→ **Problem requirements**
Work through the material below and count the lines holding the word "name"; give that count and nothing more.
===== Record set =====
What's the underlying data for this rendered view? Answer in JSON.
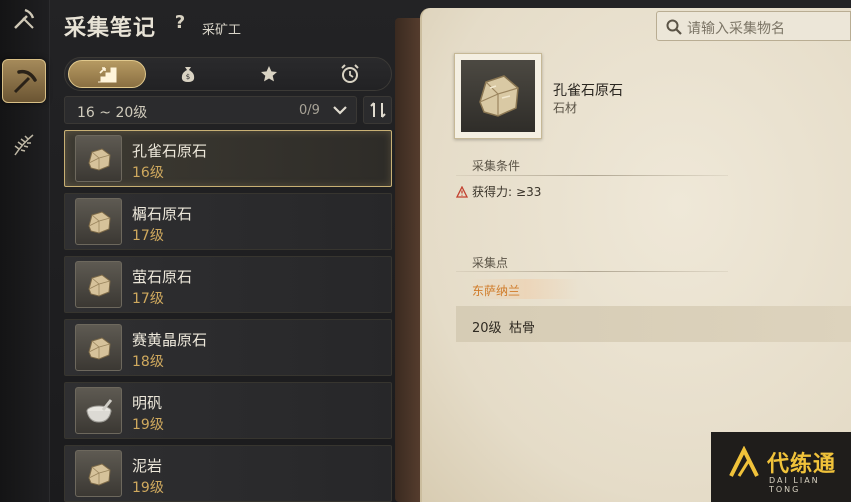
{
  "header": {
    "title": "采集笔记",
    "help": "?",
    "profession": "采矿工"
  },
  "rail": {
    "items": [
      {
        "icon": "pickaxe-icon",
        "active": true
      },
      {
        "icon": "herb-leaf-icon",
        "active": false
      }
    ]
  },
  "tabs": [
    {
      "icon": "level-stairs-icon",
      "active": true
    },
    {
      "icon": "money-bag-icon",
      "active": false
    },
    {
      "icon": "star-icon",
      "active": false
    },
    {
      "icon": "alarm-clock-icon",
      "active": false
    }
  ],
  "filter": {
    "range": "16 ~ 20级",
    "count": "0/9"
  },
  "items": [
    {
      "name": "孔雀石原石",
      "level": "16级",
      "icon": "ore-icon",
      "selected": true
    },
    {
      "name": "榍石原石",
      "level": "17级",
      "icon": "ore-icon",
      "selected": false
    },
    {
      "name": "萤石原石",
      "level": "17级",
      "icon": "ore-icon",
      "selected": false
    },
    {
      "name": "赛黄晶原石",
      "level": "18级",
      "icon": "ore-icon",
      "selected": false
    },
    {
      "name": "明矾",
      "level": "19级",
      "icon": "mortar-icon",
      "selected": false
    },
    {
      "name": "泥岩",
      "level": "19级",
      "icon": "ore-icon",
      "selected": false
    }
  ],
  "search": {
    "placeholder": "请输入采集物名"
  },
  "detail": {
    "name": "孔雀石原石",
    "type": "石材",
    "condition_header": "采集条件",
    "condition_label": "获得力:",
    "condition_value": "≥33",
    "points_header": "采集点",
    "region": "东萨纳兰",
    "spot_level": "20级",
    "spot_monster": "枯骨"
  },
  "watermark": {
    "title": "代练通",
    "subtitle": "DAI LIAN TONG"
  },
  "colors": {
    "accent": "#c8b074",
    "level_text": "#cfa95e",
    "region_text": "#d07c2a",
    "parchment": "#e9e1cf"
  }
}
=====
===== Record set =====
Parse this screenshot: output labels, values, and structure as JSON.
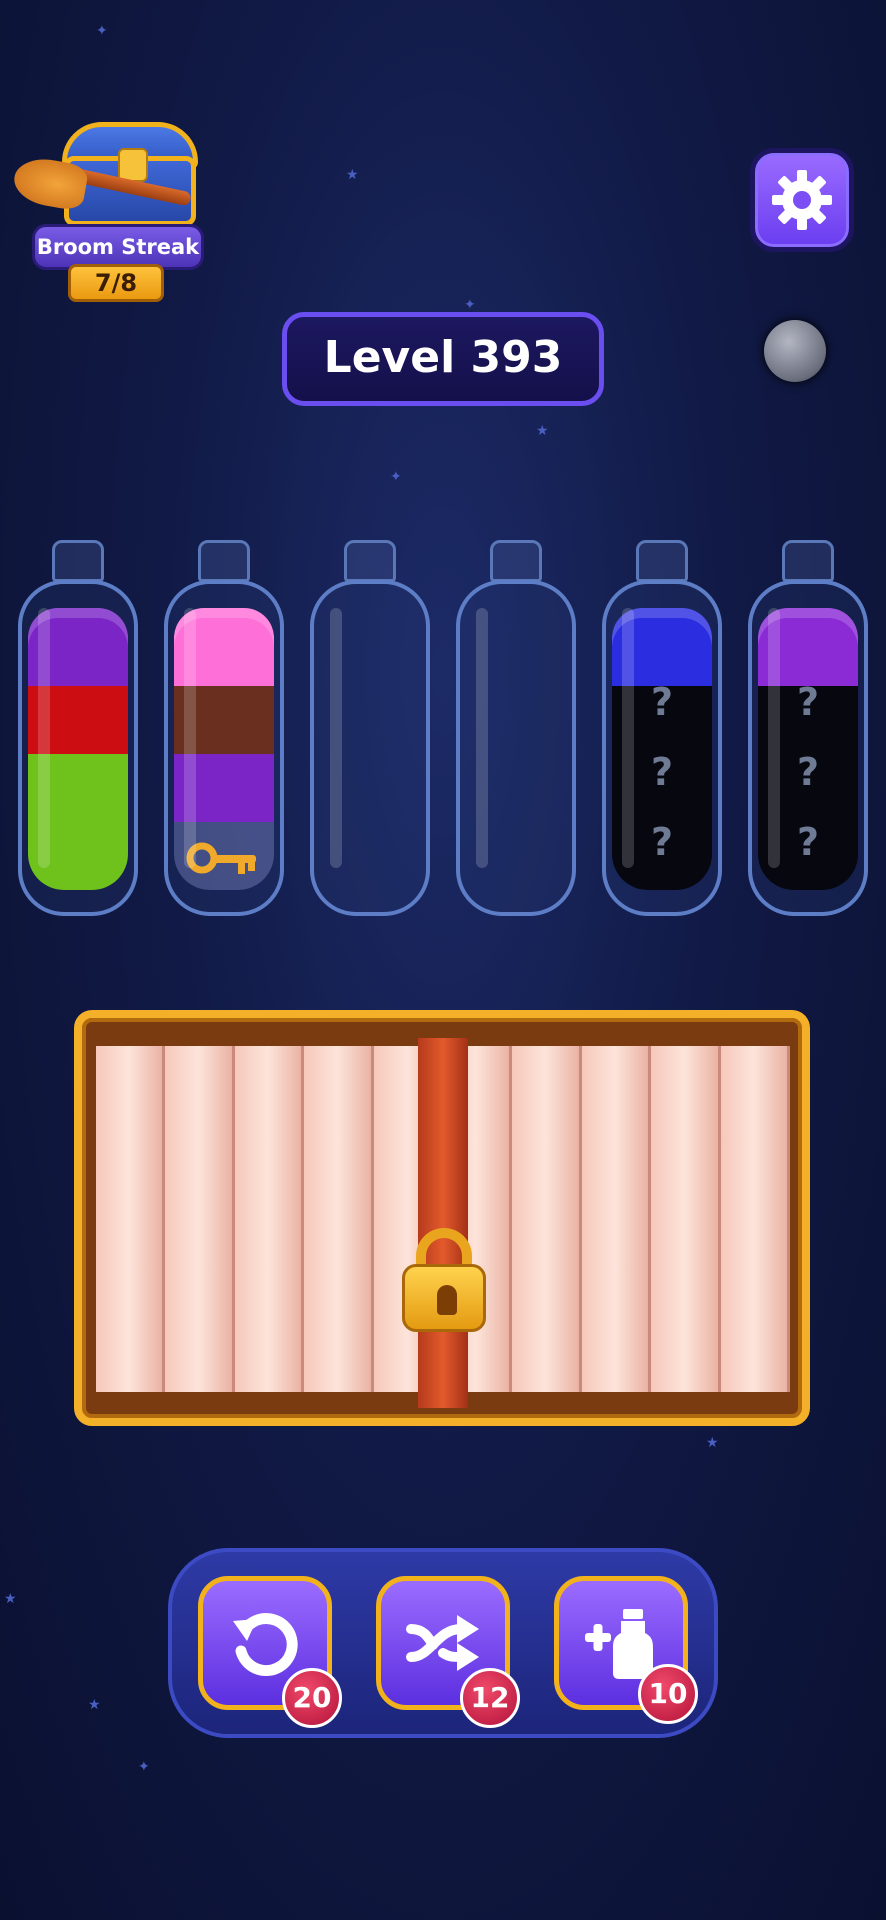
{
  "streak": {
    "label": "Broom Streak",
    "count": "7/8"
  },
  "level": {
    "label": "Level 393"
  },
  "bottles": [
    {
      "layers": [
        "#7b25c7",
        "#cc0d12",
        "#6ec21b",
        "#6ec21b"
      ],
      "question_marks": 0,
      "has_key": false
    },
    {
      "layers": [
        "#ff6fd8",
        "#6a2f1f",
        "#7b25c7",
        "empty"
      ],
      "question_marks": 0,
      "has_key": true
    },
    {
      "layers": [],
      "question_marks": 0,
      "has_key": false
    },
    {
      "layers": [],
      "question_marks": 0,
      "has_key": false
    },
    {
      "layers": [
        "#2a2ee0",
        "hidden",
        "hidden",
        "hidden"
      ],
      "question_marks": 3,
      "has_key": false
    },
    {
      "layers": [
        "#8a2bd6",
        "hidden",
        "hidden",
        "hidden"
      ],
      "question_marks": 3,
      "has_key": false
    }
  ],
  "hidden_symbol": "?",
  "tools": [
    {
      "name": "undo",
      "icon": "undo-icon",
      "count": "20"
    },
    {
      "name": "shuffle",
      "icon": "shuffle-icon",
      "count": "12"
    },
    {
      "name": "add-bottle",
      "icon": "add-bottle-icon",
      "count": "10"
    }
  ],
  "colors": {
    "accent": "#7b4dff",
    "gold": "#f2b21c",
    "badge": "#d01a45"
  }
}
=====
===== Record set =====
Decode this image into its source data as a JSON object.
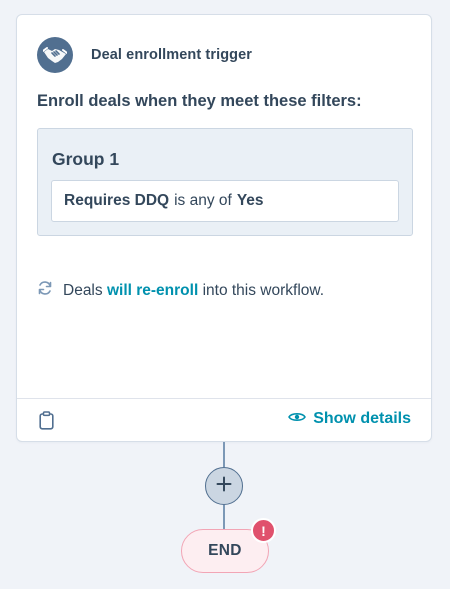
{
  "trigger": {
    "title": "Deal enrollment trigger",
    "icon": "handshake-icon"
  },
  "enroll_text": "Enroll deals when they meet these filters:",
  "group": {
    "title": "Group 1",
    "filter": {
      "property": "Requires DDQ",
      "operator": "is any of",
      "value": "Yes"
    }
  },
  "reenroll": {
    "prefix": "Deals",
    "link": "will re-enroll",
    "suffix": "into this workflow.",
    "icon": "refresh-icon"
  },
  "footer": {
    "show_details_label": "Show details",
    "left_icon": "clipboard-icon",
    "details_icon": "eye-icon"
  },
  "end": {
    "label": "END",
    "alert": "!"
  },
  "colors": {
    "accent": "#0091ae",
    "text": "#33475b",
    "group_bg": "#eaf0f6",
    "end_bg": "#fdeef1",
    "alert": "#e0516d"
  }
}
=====
→ **Solution for this exercise**
10